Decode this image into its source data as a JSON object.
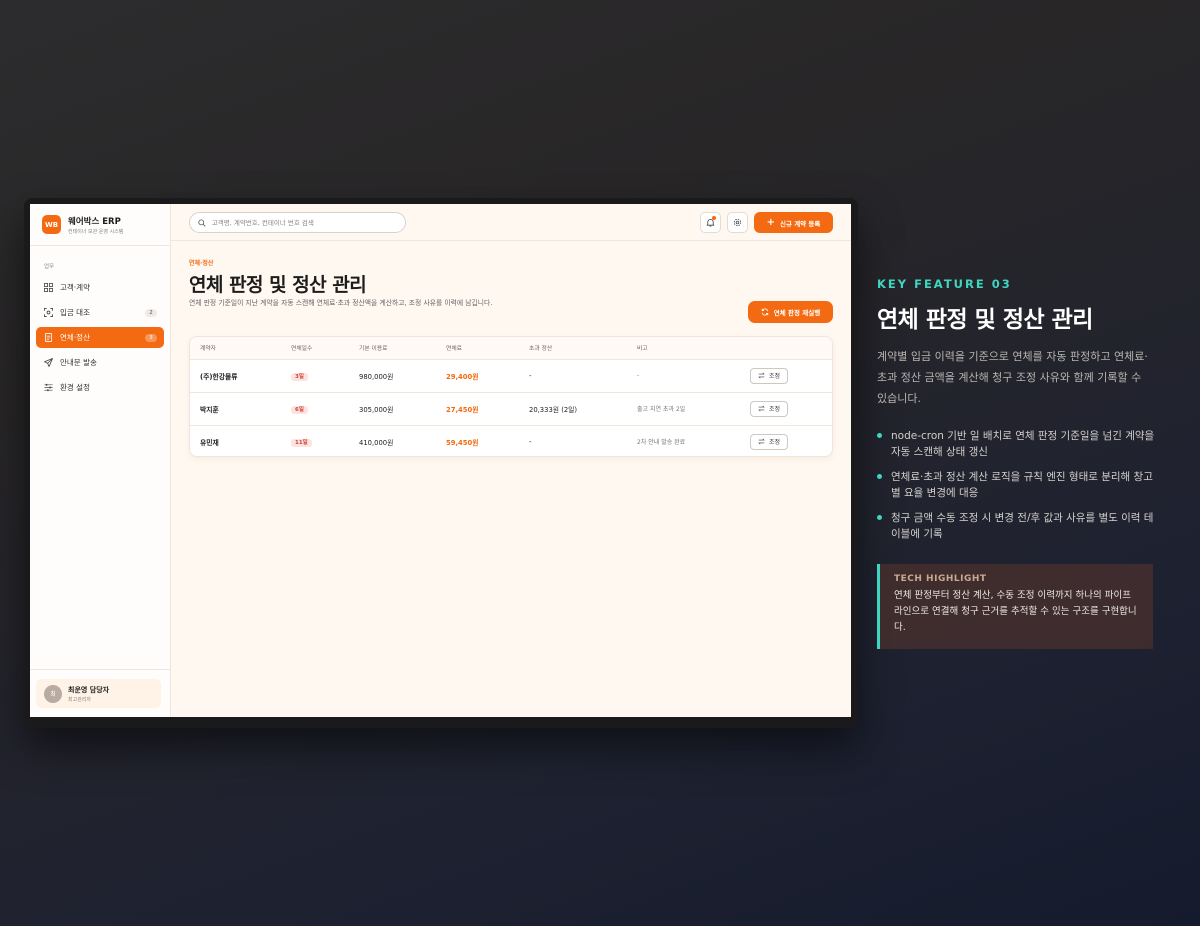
{
  "app": {
    "logo_text": "WB",
    "name": "웨어박스 ERP",
    "subtitle": "컨테이너 보관 운영 시스템"
  },
  "sidebar": {
    "section_label": "업무",
    "items": [
      {
        "label": "고객·계약",
        "icon": "grid-icon",
        "badge": ""
      },
      {
        "label": "입금 대조",
        "icon": "scan-icon",
        "badge": "2"
      },
      {
        "label": "연체·정산",
        "icon": "document-icon",
        "badge": "3",
        "active": true
      },
      {
        "label": "안내문 발송",
        "icon": "send-icon",
        "badge": ""
      },
      {
        "label": "환경 설정",
        "icon": "sliders-icon",
        "badge": ""
      }
    ],
    "user": {
      "avatar": "최",
      "name": "최운영 담당자",
      "role": "최고관리자"
    }
  },
  "topbar": {
    "search_placeholder": "고객명, 계약번호, 컨테이너 번호 검색",
    "new_contract_label": "신규 계약 등록"
  },
  "page": {
    "breadcrumb": "연체·정산",
    "title": "연체 판정 및 정산 관리",
    "description": "연체 판정 기준일이 지난 계약을 자동 스캔해 연체료·초과 정산액을 계산하고, 조정 사유를 이력에 남깁니다.",
    "rerun_label": "연체 판정 재실행"
  },
  "table": {
    "headers": [
      "계약자",
      "연체일수",
      "기본 이용료",
      "연체료",
      "초과 정산",
      "비고",
      ""
    ],
    "adjust_label": "조정",
    "rows": [
      {
        "name": "(주)한강물류",
        "days": "3일",
        "base_fee": "980,000원",
        "late_fee": "29,400원",
        "excess": "-",
        "note": "-"
      },
      {
        "name": "박지훈",
        "days": "6일",
        "base_fee": "305,000원",
        "late_fee": "27,450원",
        "excess": "20,333원 (2일)",
        "note": "출고 지연 초과 2일"
      },
      {
        "name": "유민재",
        "days": "11일",
        "base_fee": "410,000원",
        "late_fee": "59,450원",
        "excess": "-",
        "note": "2차 안내 발송 완료"
      }
    ]
  },
  "feature": {
    "tag": "KEY FEATURE 03",
    "title": "연체 판정 및 정산 관리",
    "description": "계약별 입금 이력을 기준으로 연체를 자동 판정하고 연체료·초과 정산 금액을 계산해 청구 조정 사유와 함께 기록할 수 있습니다.",
    "bullets": [
      "node-cron 기반 일 배치로 연체 판정 기준일을 넘긴 계약을 자동 스캔해 상태 갱신",
      "연체료·초과 정산 계산 로직을 규칙 엔진 형태로 분리해 창고별 요율 변경에 대응",
      "청구 금액 수동 조정 시 변경 전/후 값과 사유를 별도 이력 테이블에 기록"
    ],
    "highlight_title": "TECH HIGHLIGHT",
    "highlight_text": "연체 판정부터 정산 계산, 수동 조정 이력까지 하나의 파이프라인으로 연결해 청구 근거를 추적할 수 있는 구조를 구현합니다."
  },
  "colors": {
    "accent": "#f36a12",
    "teal": "#3fd6c1"
  }
}
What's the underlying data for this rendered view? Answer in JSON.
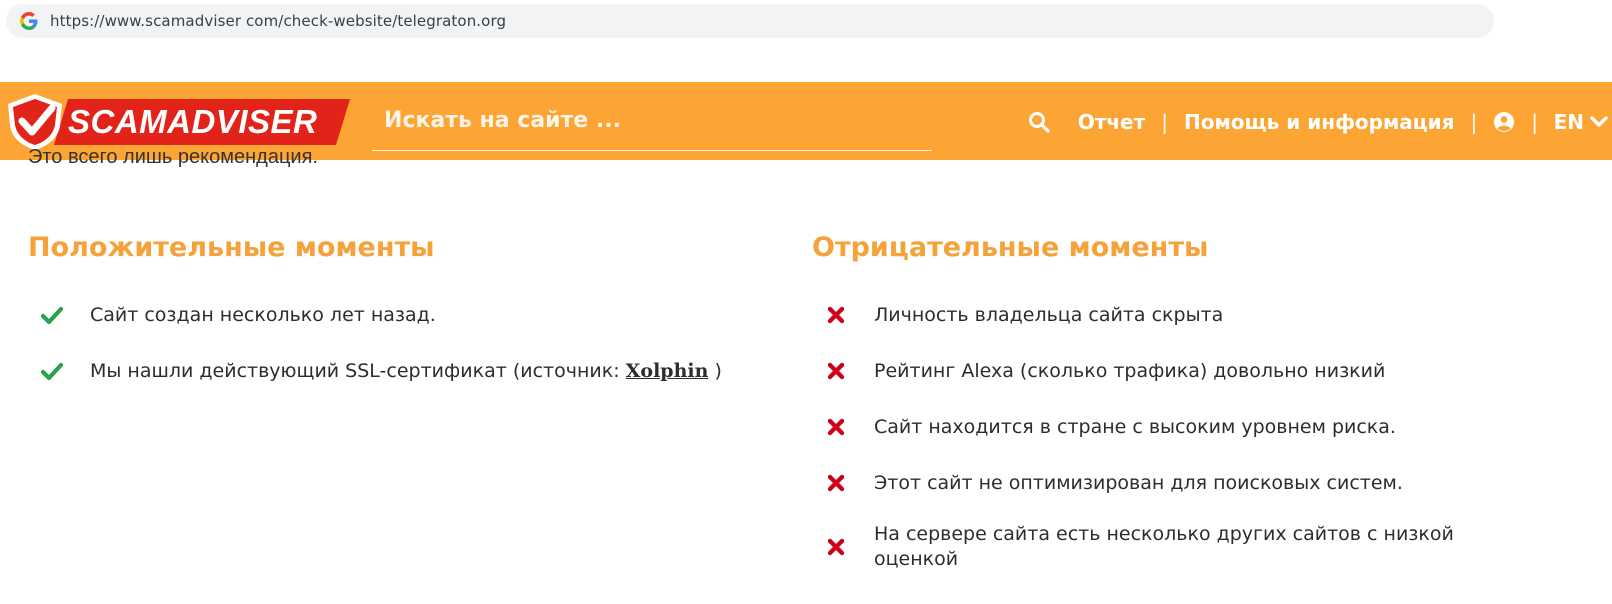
{
  "browser": {
    "url": "https://www.scamadviser com/check-website/telegraton.org",
    "favicon_icon": "google-g-icon"
  },
  "header": {
    "logo_text": "SCAMADVISER",
    "search_placeholder": "Искать на сайте ...",
    "nav": {
      "report": "Отчет",
      "help": "Помощь и информация",
      "lang": "EN",
      "separator": "|"
    },
    "colors": {
      "header_bg": "#fda534",
      "logo_red": "#e2231a"
    }
  },
  "cutoff_text": "Это всего лишь рекомендация.",
  "positive": {
    "title": "Положительные моменты",
    "items": [
      {
        "text": "Сайт создан несколько лет назад."
      },
      {
        "text_before": "Мы нашли действующий SSL-сертификат (источник: ",
        "link": "Xolphin",
        "text_after": " )"
      }
    ],
    "icon": "check-icon",
    "color": "#2aa24b"
  },
  "negative": {
    "title": "Отрицательные моменты",
    "items": [
      "Личность владельца сайта скрыта",
      "Рейтинг Alexa (сколько трафика) довольно низкий",
      "Сайт находится в стране с высоким уровнем риска.",
      "Этот сайт не оптимизирован для поисковых систем.",
      "На сервере сайта есть несколько других сайтов с низкой оценкой"
    ],
    "icon": "cross-icon",
    "color": "#d0021b"
  }
}
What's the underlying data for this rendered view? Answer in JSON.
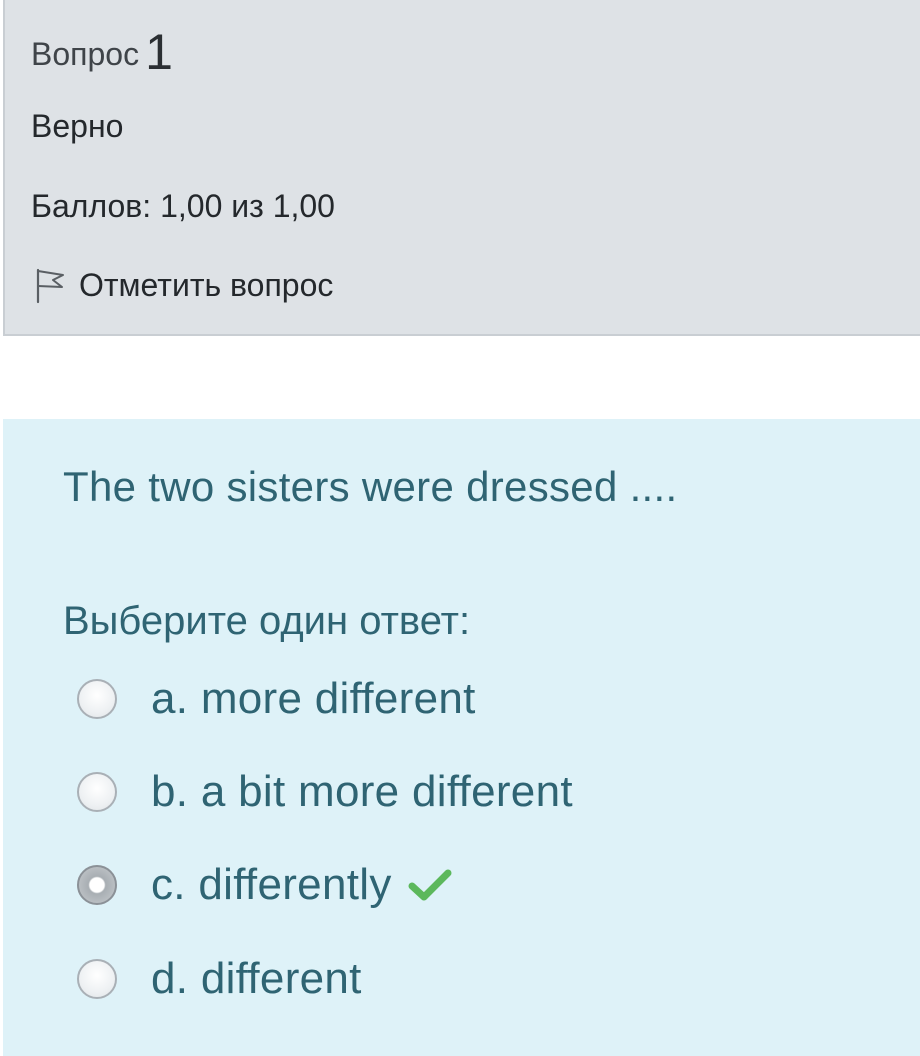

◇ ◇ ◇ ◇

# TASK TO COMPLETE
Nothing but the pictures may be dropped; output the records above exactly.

# SOLUTION TO THE EXERCISE
Decode this image into its source data as a JSON object.
{
  "app": {
    "logo_text": "WB",
    "name": "웨어박스 ERP",
    "subtitle": "컨테이너 보관 운영 시스템"
  },
  "sidebar": {
    "section_label": "업무",
    "items": [
      {
        "label": "고객·계약",
        "icon": "grid-icon",
        "badge": ""
      },
      {
        "label": "입금 대조",
        "icon": "scan-icon",
        "badge": "2"
      },
      {
        "label": "연체·정산",
        "icon": "document-icon",
        "badge": "3",
        "active": true
      },
      {
        "label": "안내문 발송",
        "icon": "send-icon",
        "badge": ""
      },
      {
        "label": "환경 설정",
        "icon": "sliders-icon",
        "badge": ""
      }
    ],
    "user": {
      "avatar": "최",
      "name": "최운영 담당자",
      "role": "최고관리자"
    }
  },
  "topbar": {
    "search_placeholder": "고객명, 계약번호, 컨테이너 번호 검색",
    "new_contract_label": "신규 계약 등록"
  },
  "page": {
    "breadcrumb": "연체·정산",
    "title": "연체 판정 및 정산 관리",
    "description": "연체 판정 기준일이 지난 계약을 자동 스캔해 연체료·초과 정산액을 계산하고, 조정 사유를 이력에 남깁니다.",
    "rerun_label": "연체 판정 재실행"
  },
  "table": {
    "headers": [
      "계약자",
      "연체일수",
      "기본 이용료",
      "연체료",
      "초과 정산",
      "비고",
      ""
    ],
    "adjust_label": "조정",
    "rows": [
      {
        "name": "(주)한강물류",
        "days": "3일",
        "base_fee": "980,000원",
        "late_fee": "29,400원",
        "excess": "-",
        "note": "-"
      },
      {
        "name": "박지훈",
        "days": "6일",
        "base_fee": "305,000원",
        "late_fee": "27,450원",
        "excess": "20,333원 (2일)",
        "note": "출고 지연 초과 2일"
      },
      {
        "name": "유민재",
        "days": "11일",
        "base_fee": "410,000원",
        "late_fee": "59,450원",
        "excess": "-",
        "note": "2차 안내 발송 완료"
      }
    ]
  },
  "feature": {
    "tag": "KEY FEATURE 03",
    "title": "연체 판정 및 정산 관리",
    "description": "계약별 입금 이력을 기준으로 연체를 자동 판정하고 연체료·초과 정산 금액을 계산해 청구 조정 사유와 함께 기록할 수 있습니다.",
    "bullets": [
      "node-cron 기반 일 배치로 연체 판정 기준일을 넘긴 계약을 자동 스캔해 상태 갱신",
      "연체료·초과 정산 계산 로직을 규칙 엔진 형태로 분리해 창고별 요율 변경에 대응",
      "청구 금액 수동 조정 시 변경 전/후 값과 사유를 별도 이력 테이블에 기록"
    ],
    "highlight_title": "TECH HIGHLIGHT",
    "highlight_text": "연체 판정부터 정산 계산, 수동 조정 이력까지 하나의 파이프라인으로 연결해 청구 근거를 추적할 수 있는 구조를 구현합니다."
  },
  "colors": {
    "accent": "#f36a12",
    "teal": "#3fd6c1"
  }
}
What's the underlying data for this rendered view? Answer in JSON.
{
  "browser": {
    "url": "https://www.scamadviser com/check-website/telegraton.org",
    "favicon_icon": "google-g-icon"
  },
  "header": {
    "logo_text": "SCAMADVISER",
    "search_placeholder": "Искать на сайте ...",
    "nav": {
      "report": "Отчет",
      "help": "Помощь и информация",
      "lang": "EN",
      "separator": "|"
    },
    "colors": {
      "header_bg": "#fda534",
      "logo_red": "#e2231a"
    }
  },
  "cutoff_text": "Это всего лишь рекомендация.",
  "positive": {
    "title": "Положительные моменты",
    "items": [
      {
        "text": "Сайт создан несколько лет назад."
      },
      {
        "text_before": "Мы нашли действующий SSL-сертификат (источник: ",
        "link": "Xolphin",
        "text_after": " )"
      }
    ],
    "icon": "check-icon",
    "color": "#2aa24b"
  },
  "negative": {
    "title": "Отрицательные моменты",
    "items": [
      "Личность владельца сайта скрыта",
      "Рейтинг Alexa (сколько трафика) довольно низкий",
      "Сайт находится в стране с высоким уровнем риска.",
      "Этот сайт не оптимизирован для поисковых систем.",
      "На сервере сайта есть несколько других сайтов с низкой оценкой"
    ],
    "icon": "cross-icon",
    "color": "#d0021b"
  }
}
What's the underlying data for this rendered view? Answer in JSON.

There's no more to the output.